In getting their sides to this stage, Giovanni Van Bronckhorst and Oliver Glasner have done remarkable jobs in their first seasons at their respective clubs and will be worth keeping an eye on for bigger and better jobs down the line (with all due respect to Rangers and Frankfurt).


The final in Seville will be the culmination of a Europa League campaign that has been the flip-side of the coin from its big brother, the Champions League. While this competition has been bereft of truly great football teams, it has been fantastic fun watching as favourite after favourite was anointed and then unceremoniously dumped out, a fate which has befallen Borussia Dortmund, Napoli, Barcelona, Atalanta, Sevilla, and now Leipzig and West Ham.


The Champions League, on the other hand, has delivered classic match after classic match, the greatest being the most recent: Real Madrid’s latest remarkable recovery, this time against Manchester City, leaves us with a titanic rematch against Liverpool. There is no greater summation of the difference between the two competitions than the fact that Los Blancos and the Reds hold between them 19 European Cups, with the most recent for both coming within the last five seasons, while Rangers and Frankfurt have one apiece, both dating back to before the invention of the McNugget and the Compact Disc (remember those?).


Credit: Bernat Armangué


Perhaps that’s the point. Yes, the Champions League is predictable, but it’s also the highest quality of football available on the planet. Yes, the Europa League is a bit dodgy sometimes, but you get some great upsets as a result. You get the best of both worlds with these competitions in their current form, and it’s a shame that UEFA and the biggest clubs don’t seem to understand this. Only time will tell if it backfires on them.
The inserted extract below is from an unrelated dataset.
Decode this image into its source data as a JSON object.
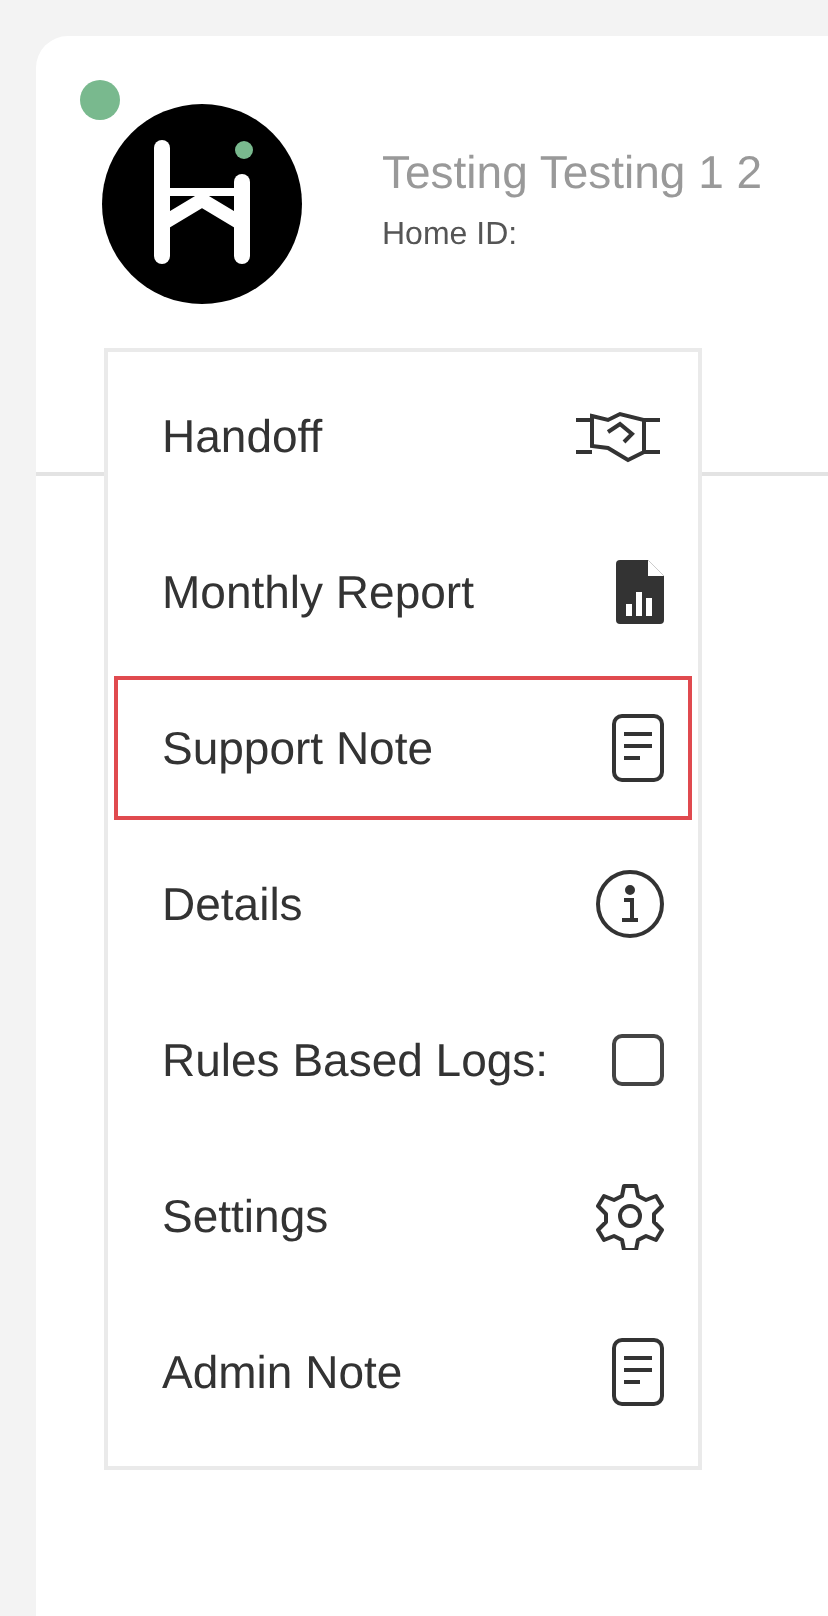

Oh, and Roma will be playing Feyenoord in the final of the Europa Conference League, if anyone cares about that. Tammy Abraham scored again. Sorry, Chelsea fans.



Credit: Sky Sports